The latest data and analysis from Halifax has revealed that average house prices in May edged up to £237,837 – a rise of 0.5% on the month as the first signs of stability return to the market.
May’s annual change figure of 5.2% comes against the backdrop of a particularly low growth rate in the corresponding period in 2018, which has had an impact on year-on-year comparisons.
HMRC Monthly data shows UK home sales remaining steady. April saw 99,420 home sales which is close to the 5 year average of 101,249 and follows a similar result in March. Sales in February to April fell 0.2%, against the levels in November to January. April home sales were flat against the previous 12 month average of 99,322.
Mortgage approvals rise back above the 12 month and 5 year averages. Bank of England industry-wide figures show that the number of mortgages approved to finance house purchases – a leading indicator of completed house sales – rose 5.9% in April to 66,261. The April rate is just above the 5 year average monthly approval rate of 66,066, and is 1,118 above the previous 12 month average of 65,143. While this is a notable change on a monthly basis, the approval level is still very close to the longer term averages.
Demand for and supply of housing remains subdued for another month. The RICS UK Residential Market Survey again showed a subdued result for nearly every measure. The sales to stock ratio dropped slightly to 30.7% and is, as last month, at its lowest rate since September 2013. Price expectations and sales expectations showed a small improvement, for the third month running, but both expectations remain firmly negative.
Russell Galley, Managing Director, Halifax, said: “We saw a slight increase in house prices between April and May, but the overall message is one of stability. Despite the ongoing political and economic uncertainty, underlying conditions in the broader economy continue to underpin the housing market, particularly the twin factors of high employment and low interest rates.
This is supported by industry-wide figures which suggest no real change in the number of homes being sold month to month, while Bank of England data show the number of mortgages being approved rose by almost 6% in April, reversing the softness seen in the previous month.
While current conditions may help those looking to make their first move onto the property ladder, existing homeowners will doubtless be considering long-term house price growth which continues to look subdued in comparison to recent years.
Looking ahead, we expect the current trend of stability based on high employment and low interest rates to persist over the coming months, though clearly any downturn in the wider economy would be keenly felt in the housing market.”
As ever, the property industry was quick to react. Here’s what they’re saying:
Marc von Grundherr, Director of Benham and Reeves, commented: “I think this week, in particular, we’ve been reminded that Brexit isn’t the be all and end all and this is a mentality that’s been returning to the UK housing market over the last few months.
All in all, we’re in a very good spot right now.

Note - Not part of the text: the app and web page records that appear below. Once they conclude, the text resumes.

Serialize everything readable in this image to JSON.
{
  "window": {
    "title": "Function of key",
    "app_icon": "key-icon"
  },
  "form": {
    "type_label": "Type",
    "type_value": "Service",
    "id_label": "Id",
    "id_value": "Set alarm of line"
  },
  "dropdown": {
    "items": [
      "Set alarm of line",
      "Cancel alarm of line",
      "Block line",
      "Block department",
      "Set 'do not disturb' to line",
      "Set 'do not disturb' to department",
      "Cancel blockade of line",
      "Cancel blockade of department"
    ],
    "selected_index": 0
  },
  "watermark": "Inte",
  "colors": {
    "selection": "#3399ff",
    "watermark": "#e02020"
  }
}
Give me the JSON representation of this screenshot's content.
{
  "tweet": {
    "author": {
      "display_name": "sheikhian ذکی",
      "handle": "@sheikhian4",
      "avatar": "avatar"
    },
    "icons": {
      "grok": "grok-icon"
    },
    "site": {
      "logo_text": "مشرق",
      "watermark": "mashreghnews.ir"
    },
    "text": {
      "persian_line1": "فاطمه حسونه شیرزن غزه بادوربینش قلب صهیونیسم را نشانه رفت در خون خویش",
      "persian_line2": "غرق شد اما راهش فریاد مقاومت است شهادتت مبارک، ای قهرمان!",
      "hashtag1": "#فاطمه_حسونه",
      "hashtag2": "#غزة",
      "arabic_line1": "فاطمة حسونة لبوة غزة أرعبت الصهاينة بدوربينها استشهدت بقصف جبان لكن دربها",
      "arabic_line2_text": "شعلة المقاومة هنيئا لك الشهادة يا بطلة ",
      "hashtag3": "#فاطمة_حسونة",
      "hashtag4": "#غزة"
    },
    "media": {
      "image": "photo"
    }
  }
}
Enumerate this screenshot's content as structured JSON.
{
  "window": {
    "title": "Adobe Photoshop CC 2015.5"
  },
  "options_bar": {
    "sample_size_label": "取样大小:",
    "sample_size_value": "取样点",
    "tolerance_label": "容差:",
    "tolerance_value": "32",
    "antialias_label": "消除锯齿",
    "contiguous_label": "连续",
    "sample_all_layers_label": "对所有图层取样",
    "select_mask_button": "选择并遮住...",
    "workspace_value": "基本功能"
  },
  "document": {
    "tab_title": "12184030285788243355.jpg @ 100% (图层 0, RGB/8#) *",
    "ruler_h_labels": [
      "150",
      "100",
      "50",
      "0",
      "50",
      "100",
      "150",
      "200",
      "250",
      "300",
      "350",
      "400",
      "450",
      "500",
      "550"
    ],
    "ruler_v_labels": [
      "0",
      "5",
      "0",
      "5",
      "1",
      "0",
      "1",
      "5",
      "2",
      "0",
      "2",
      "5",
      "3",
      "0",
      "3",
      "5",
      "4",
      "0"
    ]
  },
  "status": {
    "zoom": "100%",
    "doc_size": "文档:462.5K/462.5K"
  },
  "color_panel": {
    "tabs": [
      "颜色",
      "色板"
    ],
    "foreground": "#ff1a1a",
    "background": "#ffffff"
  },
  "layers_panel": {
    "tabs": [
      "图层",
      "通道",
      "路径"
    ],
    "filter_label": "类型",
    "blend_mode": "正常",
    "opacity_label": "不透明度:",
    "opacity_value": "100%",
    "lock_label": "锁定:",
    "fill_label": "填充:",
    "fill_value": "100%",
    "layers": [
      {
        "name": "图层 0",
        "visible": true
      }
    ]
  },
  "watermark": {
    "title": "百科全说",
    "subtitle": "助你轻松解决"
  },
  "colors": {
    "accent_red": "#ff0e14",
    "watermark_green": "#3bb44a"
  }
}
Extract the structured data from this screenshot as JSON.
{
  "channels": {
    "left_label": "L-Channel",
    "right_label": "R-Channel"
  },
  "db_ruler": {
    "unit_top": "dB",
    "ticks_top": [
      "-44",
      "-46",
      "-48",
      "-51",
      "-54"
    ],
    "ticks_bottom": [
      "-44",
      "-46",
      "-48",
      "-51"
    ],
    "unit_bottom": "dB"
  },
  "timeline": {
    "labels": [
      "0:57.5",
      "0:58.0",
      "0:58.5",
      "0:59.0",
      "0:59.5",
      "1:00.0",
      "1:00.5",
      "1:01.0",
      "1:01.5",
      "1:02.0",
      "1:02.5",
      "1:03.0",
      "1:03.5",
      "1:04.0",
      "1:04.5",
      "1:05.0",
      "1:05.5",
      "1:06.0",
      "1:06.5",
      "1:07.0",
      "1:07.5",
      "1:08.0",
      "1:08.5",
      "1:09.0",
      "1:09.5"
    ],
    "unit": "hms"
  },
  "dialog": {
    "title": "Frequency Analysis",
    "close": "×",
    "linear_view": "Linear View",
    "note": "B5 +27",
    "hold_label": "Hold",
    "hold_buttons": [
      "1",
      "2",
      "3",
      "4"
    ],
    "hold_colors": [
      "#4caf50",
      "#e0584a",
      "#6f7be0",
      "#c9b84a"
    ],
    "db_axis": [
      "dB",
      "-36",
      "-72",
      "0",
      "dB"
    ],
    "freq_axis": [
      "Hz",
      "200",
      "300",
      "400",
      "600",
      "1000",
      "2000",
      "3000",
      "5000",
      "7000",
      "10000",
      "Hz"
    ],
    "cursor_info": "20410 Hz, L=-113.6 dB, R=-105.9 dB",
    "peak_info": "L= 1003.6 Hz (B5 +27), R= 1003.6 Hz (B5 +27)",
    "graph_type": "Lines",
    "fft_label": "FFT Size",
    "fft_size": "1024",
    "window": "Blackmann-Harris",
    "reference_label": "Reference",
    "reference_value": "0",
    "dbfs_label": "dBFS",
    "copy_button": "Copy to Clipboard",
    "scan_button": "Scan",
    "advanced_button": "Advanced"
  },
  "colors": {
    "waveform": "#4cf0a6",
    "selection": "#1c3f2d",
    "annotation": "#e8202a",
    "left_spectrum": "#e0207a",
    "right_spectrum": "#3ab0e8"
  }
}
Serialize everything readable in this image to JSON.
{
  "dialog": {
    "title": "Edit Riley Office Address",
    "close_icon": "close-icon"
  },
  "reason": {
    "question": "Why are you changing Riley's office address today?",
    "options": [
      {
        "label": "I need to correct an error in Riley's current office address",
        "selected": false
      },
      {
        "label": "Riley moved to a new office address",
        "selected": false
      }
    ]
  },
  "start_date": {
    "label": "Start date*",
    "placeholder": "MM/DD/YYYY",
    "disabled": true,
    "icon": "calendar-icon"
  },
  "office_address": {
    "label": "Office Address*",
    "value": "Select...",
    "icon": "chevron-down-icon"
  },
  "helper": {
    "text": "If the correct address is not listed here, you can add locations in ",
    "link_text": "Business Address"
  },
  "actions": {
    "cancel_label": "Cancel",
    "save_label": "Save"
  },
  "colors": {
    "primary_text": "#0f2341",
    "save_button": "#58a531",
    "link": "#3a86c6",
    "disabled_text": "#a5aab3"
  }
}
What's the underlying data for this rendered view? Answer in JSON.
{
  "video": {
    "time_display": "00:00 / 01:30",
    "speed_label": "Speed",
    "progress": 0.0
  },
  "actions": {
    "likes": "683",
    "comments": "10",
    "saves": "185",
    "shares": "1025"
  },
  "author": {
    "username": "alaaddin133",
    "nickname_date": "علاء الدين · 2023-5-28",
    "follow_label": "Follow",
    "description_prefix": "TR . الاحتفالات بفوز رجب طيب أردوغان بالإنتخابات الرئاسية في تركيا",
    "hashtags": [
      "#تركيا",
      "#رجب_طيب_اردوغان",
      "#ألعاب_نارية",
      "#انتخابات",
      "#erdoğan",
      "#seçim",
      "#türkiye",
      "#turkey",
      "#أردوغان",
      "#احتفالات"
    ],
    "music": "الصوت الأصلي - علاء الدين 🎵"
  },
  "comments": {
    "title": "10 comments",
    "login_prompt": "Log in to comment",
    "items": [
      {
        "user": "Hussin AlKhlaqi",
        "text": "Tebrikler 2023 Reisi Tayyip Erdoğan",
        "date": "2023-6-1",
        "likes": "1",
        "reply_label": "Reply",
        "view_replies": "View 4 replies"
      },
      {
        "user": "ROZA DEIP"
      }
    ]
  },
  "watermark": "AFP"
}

High employment and steady wage growth are bringing an overarching air of stability to the market, subdued house price growth and low-interest rates are giving first-time buyers an additional leg up, but we’ve also seen the largest rate of annual house price growth in the last year which is positive for existing homeowners.
On the face of it, the clouds of political uncertainty seem to be lifting from the UK property market, although it remains unclear as to whether this is a brief respite or this positive movement will remain.
Shepherd Ncube, Founder and CEO of Springbok Properties, commented: “We’re starting to see the strong uplift in mortgage approvals seen throughout the start of this year translate into some pretty consistent house price growth and while the market isn’t moving at full speed, it is certainly building up a head of steam.
This positive growth continues to be driven by the nation’s more affordable regions but it’s only a matter of time before the likes of London and the South East follow suit.
While the rate of house price growth hasn’t quite returned to full form, some might argue that these are ideal conditions for the cultivation of the UK property market and a slow but steady rate of growth is far healthier than the exuberant increases of previous years, or of course, the sharp declines.”
Tomer Aboody, director of property lender MT Finance, says: “With an annual rise in values based on the same period last year, along with a steady increase in transactions, the housing market is continuing to show signs both of recovery and confidence. Buyers have come to the conclusion that enough is enough, and the uncertain conditions which have been facing them could carry on for a while still, so that shouldn’t hold them back from getting on the ladder or moving up or down it.
Fewer homes are on the market since sellers feel that they either don’t have to sell when values are still down on 2016 or with the stamp duty levels being so high they can’t afford the step up so are staying put for now. We don’t see this changing anytime soon.”